> Assignment:
Without any images, write the listing below out word for word.
_ _ _ _ _ _ _
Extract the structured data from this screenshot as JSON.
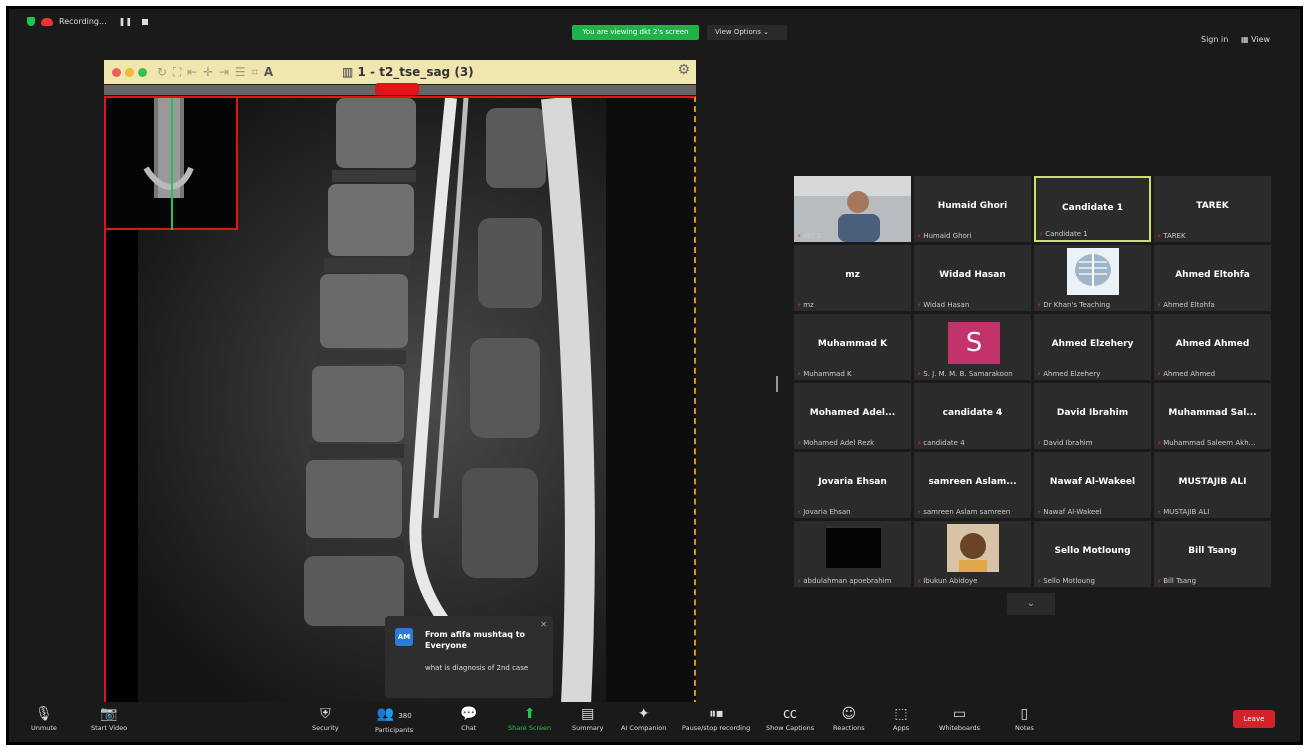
{
  "topbar": {
    "recording_label": "Recording...",
    "viewing_banner": "You are viewing dkt 2's screen",
    "view_options": "View Options",
    "sign_in": "Sign in",
    "view": "View"
  },
  "viewer": {
    "series_title": "1 - t2_tse_sag (3)"
  },
  "gallery": {
    "tiles": [
      {
        "name": "",
        "label": "dkt 2",
        "type": "video"
      },
      {
        "name": "Humaid Ghori",
        "label": "Humaid Ghori"
      },
      {
        "name": "Candidate 1",
        "label": "Candidate 1",
        "active": true
      },
      {
        "name": "TAREK",
        "label": "TAREK"
      },
      {
        "name": "mz",
        "label": "mz"
      },
      {
        "name": "Widad Hasan",
        "label": "Widad Hasan"
      },
      {
        "name": "",
        "label": "Dr Khan's Teaching",
        "type": "xray"
      },
      {
        "name": "Ahmed Eltohfa",
        "label": "Ahmed Eltohfa"
      },
      {
        "name": "Muhammad K",
        "label": "Muhammad K"
      },
      {
        "name": "S",
        "label": "S. J. M. M. B. Samarakoon",
        "type": "avatar"
      },
      {
        "name": "Ahmed Elzehery",
        "label": "Ahmed Elzehery"
      },
      {
        "name": "Ahmed Ahmed",
        "label": "Ahmed Ahmed"
      },
      {
        "name": "Mohamed Adel...",
        "label": "Mohamed Adel Rezk"
      },
      {
        "name": "candidate 4",
        "label": "candidate 4"
      },
      {
        "name": "David Ibrahim",
        "label": "David Ibrahim"
      },
      {
        "name": "Muhammad Sal...",
        "label": "Muhammad Saleem Akh..."
      },
      {
        "name": "Jovaria Ehsan",
        "label": "Jovaria Ehsan"
      },
      {
        "name": "samreen Aslam...",
        "label": "samreen Aslam samreen"
      },
      {
        "name": "Nawaf Al-Wakeel",
        "label": "Nawaf Al-Wakeel"
      },
      {
        "name": "MUSTAJIB ALI",
        "label": "MUSTAJIB ALI"
      },
      {
        "name": "",
        "label": "abdulahman apoebrahim",
        "type": "dark"
      },
      {
        "name": "",
        "label": "Ibukun Abidoye",
        "type": "child"
      },
      {
        "name": "Sello Motloung",
        "label": "Sello Motloung"
      },
      {
        "name": "Bill Tsang",
        "label": "Bill Tsang"
      }
    ]
  },
  "chat": {
    "initials": "AM",
    "from": "From afifa mushtaq to Everyone",
    "message": "what is diagnosis of 2nd case"
  },
  "toolbar": {
    "unmute": "Unmute",
    "start_video": "Start Video",
    "security": "Security",
    "participants": "Participants",
    "participants_count": "380",
    "chat": "Chat",
    "share_screen": "Share Screen",
    "summary": "Summary",
    "ai_companion": "AI Companion",
    "pause_stop_recording": "Pause/stop recording",
    "show_captions": "Show Captions",
    "reactions": "Reactions",
    "apps": "Apps",
    "whiteboards": "Whiteboards",
    "notes": "Notes",
    "leave": "Leave"
  },
  "colors": {
    "accent_green": "#23c552",
    "leave_red": "#d3232a",
    "active_tile": "#c9e06a"
  }
}
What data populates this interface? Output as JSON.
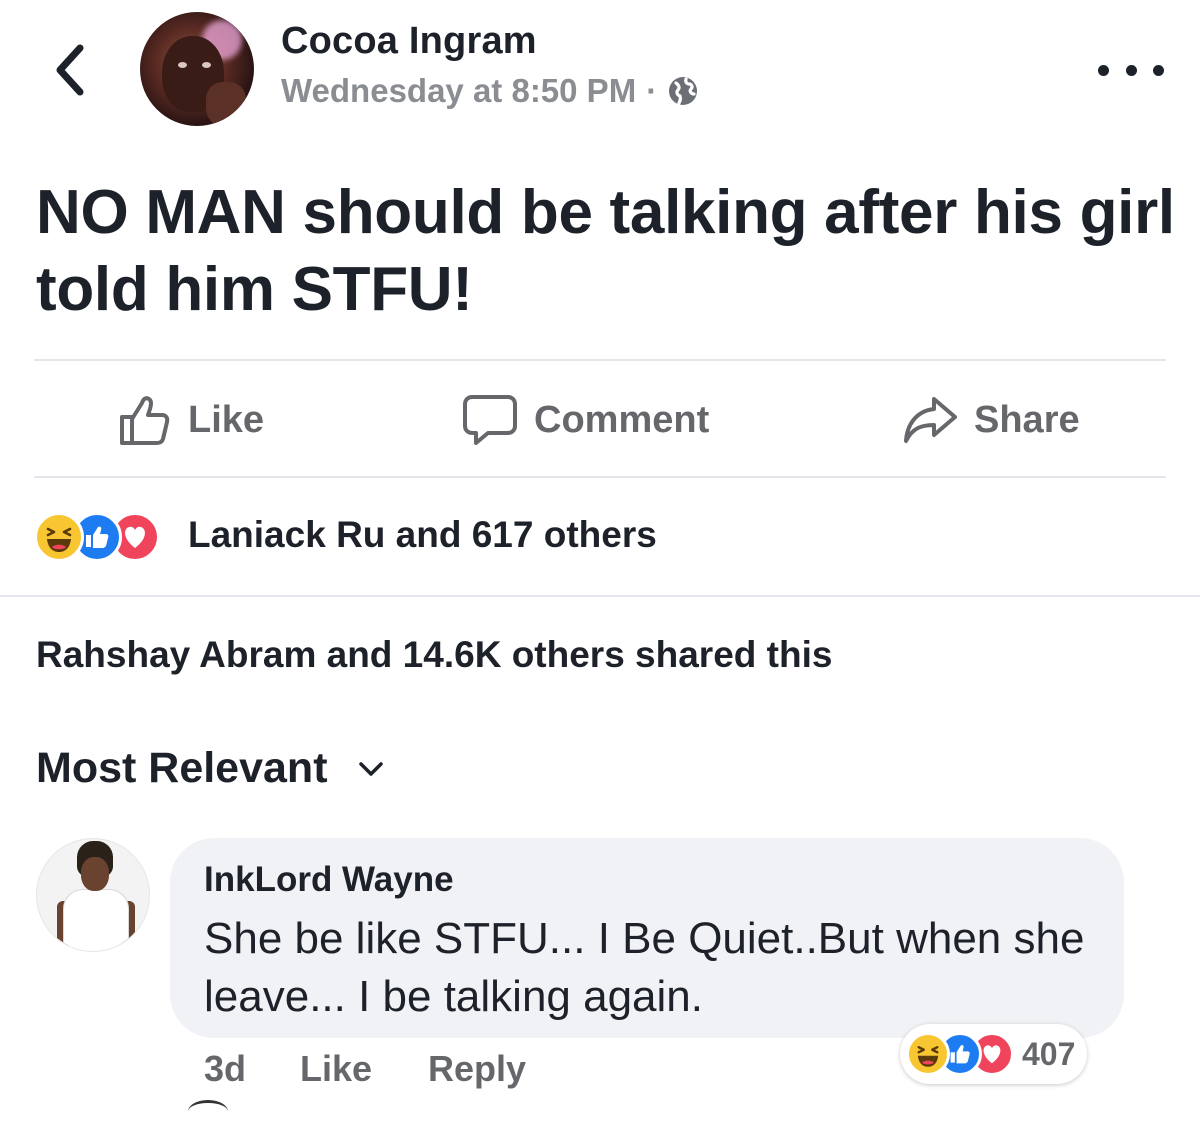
{
  "post": {
    "author": "Cocoa Ingram",
    "timestamp": "Wednesday at 8:50 PM",
    "separator": "·",
    "privacy_icon": "globe-icon",
    "text": "NO MAN should be talking after his girl told him STFU!"
  },
  "actions": {
    "like_label": "Like",
    "comment_label": "Comment",
    "share_label": "Share"
  },
  "reactions": {
    "types": [
      "haha",
      "like",
      "love"
    ],
    "summary": "Laniack Ru and 617 others"
  },
  "shares": {
    "text": "Rahshay Abram and 14.6K others shared this"
  },
  "comments_sort": {
    "label": "Most Relevant"
  },
  "comment": {
    "author": "InkLord Wayne",
    "text": "She be like STFU... I Be Quiet..But when she leave... I be talking again.",
    "age": "3d",
    "like_label": "Like",
    "reply_label": "Reply",
    "reaction_types": [
      "haha",
      "like",
      "love"
    ],
    "reaction_count": "407"
  },
  "colors": {
    "text_primary": "#1d2129",
    "text_secondary": "#65676b",
    "timestamp": "#8a8d91",
    "like_blue": "#1d7cf2",
    "love_red": "#f0445c",
    "haha_yellow": "#f7c631",
    "bubble_bg": "#f0f2f5"
  }
}
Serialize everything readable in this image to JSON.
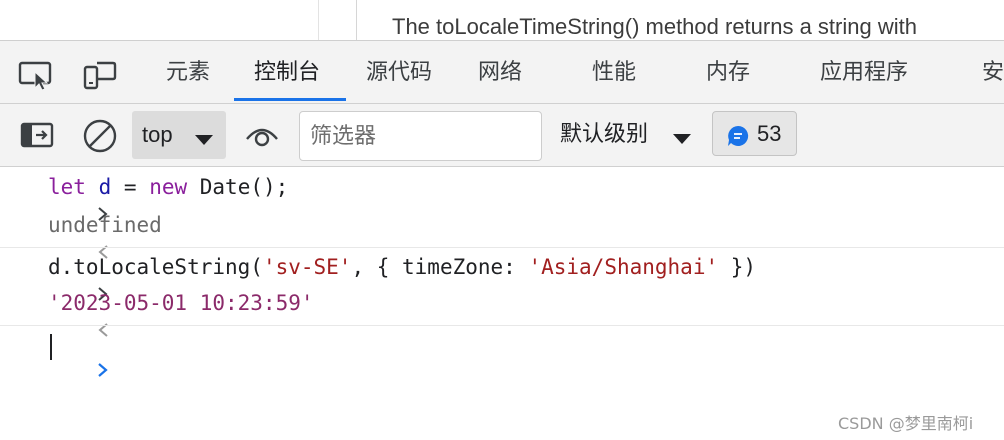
{
  "page_strip": {
    "text": "The toLocaleTimeString() method returns a string with"
  },
  "tabs": [
    {
      "label": "元素"
    },
    {
      "label": "控制台",
      "active": true
    },
    {
      "label": "源代码"
    },
    {
      "label": "网络"
    },
    {
      "label": "性能"
    },
    {
      "label": "内存"
    },
    {
      "label": "应用程序"
    },
    {
      "label": "安"
    }
  ],
  "toolbar": {
    "context": "top",
    "filter_placeholder": "筛选器",
    "level": "默认级别",
    "issues_count": "53"
  },
  "console": {
    "lines": [
      {
        "type": "input",
        "tokens": [
          {
            "t": "let",
            "c": "keyword"
          },
          {
            "t": " ",
            "c": "plain"
          },
          {
            "t": "d",
            "c": "variable"
          },
          {
            "t": " = ",
            "c": "plain"
          },
          {
            "t": "new",
            "c": "keyword"
          },
          {
            "t": " Date();",
            "c": "plain"
          }
        ]
      },
      {
        "type": "output",
        "tokens": [
          {
            "t": "undefined",
            "c": "undefined"
          }
        ]
      },
      {
        "type": "input",
        "tokens": [
          {
            "t": "d.toLocaleString(",
            "c": "plain"
          },
          {
            "t": "'sv-SE'",
            "c": "string"
          },
          {
            "t": ", { timeZone: ",
            "c": "plain"
          },
          {
            "t": "'Asia/Shanghai'",
            "c": "string"
          },
          {
            "t": " })",
            "c": "plain"
          }
        ]
      },
      {
        "type": "output",
        "tokens": [
          {
            "t": "'2023-05-01 10:23:59'",
            "c": "result-string"
          }
        ]
      }
    ]
  },
  "watermark": "CSDN @梦里南柯i",
  "colors": {
    "accent": "#1a73e8",
    "keyword": "#8a1f9c",
    "string": "#a11f1f",
    "result_string": "#8b2a6a"
  },
  "icons": [
    "device-select-icon",
    "device-toolbar-icon",
    "sidebar-toggle-icon",
    "clear-console-icon",
    "chevron-down-icon",
    "live-expression-eye-icon",
    "message-bubble-icon",
    "prompt-chevron-icon",
    "result-chevron-icon"
  ]
}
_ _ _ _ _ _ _
> Answer for this exercise:
Extract the structured data from this screenshot as JSON.
{
  "topbar": {
    "recording_label": "Recording...",
    "viewing_banner": "You are viewing dkt 2's screen",
    "view_options": "View Options",
    "sign_in": "Sign in",
    "view": "View"
  },
  "viewer": {
    "series_title": "1 - t2_tse_sag (3)"
  },
  "gallery": {
    "tiles": [
      {
        "name": "",
        "label": "dkt 2",
        "type": "video"
      },
      {
        "name": "Humaid Ghori",
        "label": "Humaid Ghori"
      },
      {
        "name": "Candidate 1",
        "label": "Candidate 1",
        "active": true
      },
      {
        "name": "TAREK",
        "label": "TAREK"
      },
      {
        "name": "mz",
        "label": "mz"
      },
      {
        "name": "Widad Hasan",
        "label": "Widad Hasan"
      },
      {
        "name": "",
        "label": "Dr Khan's Teaching",
        "type": "xray"
      },
      {
        "name": "Ahmed Eltohfa",
        "label": "Ahmed Eltohfa"
      },
      {
        "name": "Muhammad K",
        "label": "Muhammad K"
      },
      {
        "name": "S",
        "label": "S. J. M. M. B. Samarakoon",
        "type": "avatar"
      },
      {
        "name": "Ahmed Elzehery",
        "label": "Ahmed Elzehery"
      },
      {
        "name": "Ahmed Ahmed",
        "label": "Ahmed Ahmed"
      },
      {
        "name": "Mohamed Adel...",
        "label": "Mohamed Adel Rezk"
      },
      {
        "name": "candidate 4",
        "label": "candidate 4"
      },
      {
        "name": "David Ibrahim",
        "label": "David Ibrahim"
      },
      {
        "name": "Muhammad Sal...",
        "label": "Muhammad Saleem Akh..."
      },
      {
        "name": "Jovaria Ehsan",
        "label": "Jovaria Ehsan"
      },
      {
        "name": "samreen Aslam...",
        "label": "samreen Aslam samreen"
      },
      {
        "name": "Nawaf Al-Wakeel",
        "label": "Nawaf Al-Wakeel"
      },
      {
        "name": "MUSTAJIB ALI",
        "label": "MUSTAJIB ALI"
      },
      {
        "name": "",
        "label": "abdulahman apoebrahim",
        "type": "dark"
      },
      {
        "name": "",
        "label": "Ibukun Abidoye",
        "type": "child"
      },
      {
        "name": "Sello Motloung",
        "label": "Sello Motloung"
      },
      {
        "name": "Bill Tsang",
        "label": "Bill Tsang"
      }
    ]
  },
  "chat": {
    "initials": "AM",
    "from": "From afifa mushtaq to Everyone",
    "message": "what is diagnosis of 2nd case"
  },
  "toolbar": {
    "unmute": "Unmute",
    "start_video": "Start Video",
    "security": "Security",
    "participants": "Participants",
    "participants_count": "380",
    "chat": "Chat",
    "share_screen": "Share Screen",
    "summary": "Summary",
    "ai_companion": "AI Companion",
    "pause_stop_recording": "Pause/stop recording",
    "show_captions": "Show Captions",
    "reactions": "Reactions",
    "apps": "Apps",
    "whiteboards": "Whiteboards",
    "notes": "Notes",
    "leave": "Leave"
  },
  "colors": {
    "accent_green": "#23c552",
    "leave_red": "#d3232a",
    "active_tile": "#c9e06a"
  }
}
What data populates this interface? Output as JSON.
{
  "post": {
    "author": "Cocoa Ingram",
    "timestamp": "Wednesday at 8:50 PM",
    "separator": "·",
    "privacy_icon": "globe-icon",
    "text": "NO MAN should be talking after his girl told him STFU!"
  },
  "actions": {
    "like_label": "Like",
    "comment_label": "Comment",
    "share_label": "Share"
  },
  "reactions": {
    "types": [
      "haha",
      "like",
      "love"
    ],
    "summary": "Laniack Ru and 617 others"
  },
  "shares": {
    "text": "Rahshay Abram and 14.6K others shared this"
  },
  "comments_sort": {
    "label": "Most Relevant"
  },
  "comment": {
    "author": "InkLord Wayne",
    "text": "She be like STFU... I Be Quiet..But when she leave... I be talking again.",
    "age": "3d",
    "like_label": "Like",
    "reply_label": "Reply",
    "reaction_types": [
      "haha",
      "like",
      "love"
    ],
    "reaction_count": "407"
  },
  "colors": {
    "text_primary": "#1d2129",
    "text_secondary": "#65676b",
    "timestamp": "#8a8d91",
    "like_blue": "#1d7cf2",
    "love_red": "#f0445c",
    "haha_yellow": "#f7c631",
    "bubble_bg": "#f0f2f5"
  }
}
Serialize everything readable in this image to JSON.
{
  "page_strip": {
    "text": "The toLocaleTimeString() method returns a string with"
  },
  "tabs": [
    {
      "label": "元素"
    },
    {
      "label": "控制台",
      "active": true
    },
    {
      "label": "源代码"
    },
    {
      "label": "网络"
    },
    {
      "label": "性能"
    },
    {
      "label": "内存"
    },
    {
      "label": "应用程序"
    },
    {
      "label": "安"
    }
  ],
  "toolbar": {
    "context": "top",
    "filter_placeholder": "筛选器",
    "level": "默认级别",
    "issues_count": "53"
  },
  "console": {
    "lines": [
      {
        "type": "input",
        "tokens": [
          {
            "t": "let",
            "c": "keyword"
          },
          {
            "t": " ",
            "c": "plain"
          },
          {
            "t": "d",
            "c": "variable"
          },
          {
            "t": " = ",
            "c": "plain"
          },
          {
            "t": "new",
            "c": "keyword"
          },
          {
            "t": " Date();",
            "c": "plain"
          }
        ]
      },
      {
        "type": "output",
        "tokens": [
          {
            "t": "undefined",
            "c": "undefined"
          }
        ]
      },
      {
        "type": "input",
        "tokens": [
          {
            "t": "d.toLocaleString(",
            "c": "plain"
          },
          {
            "t": "'sv-SE'",
            "c": "string"
          },
          {
            "t": ", { timeZone: ",
            "c": "plain"
          },
          {
            "t": "'Asia/Shanghai'",
            "c": "string"
          },
          {
            "t": " })",
            "c": "plain"
          }
        ]
      },
      {
        "type": "output",
        "tokens": [
          {
            "t": "'2023-05-01 10:23:59'",
            "c": "result-string"
          }
        ]
      }
    ]
  },
  "watermark": "CSDN @梦里南柯i",
  "colors": {
    "accent": "#1a73e8",
    "keyword": "#8a1f9c",
    "string": "#a11f1f",
    "result_string": "#8b2a6a"
  },
  "icons": [
    "device-select-icon",
    "device-toolbar-icon",
    "sidebar-toggle-icon",
    "clear-console-icon",
    "chevron-down-icon",
    "live-expression-eye-icon",
    "message-bubble-icon",
    "prompt-chevron-icon",
    "result-chevron-icon"
  ]
}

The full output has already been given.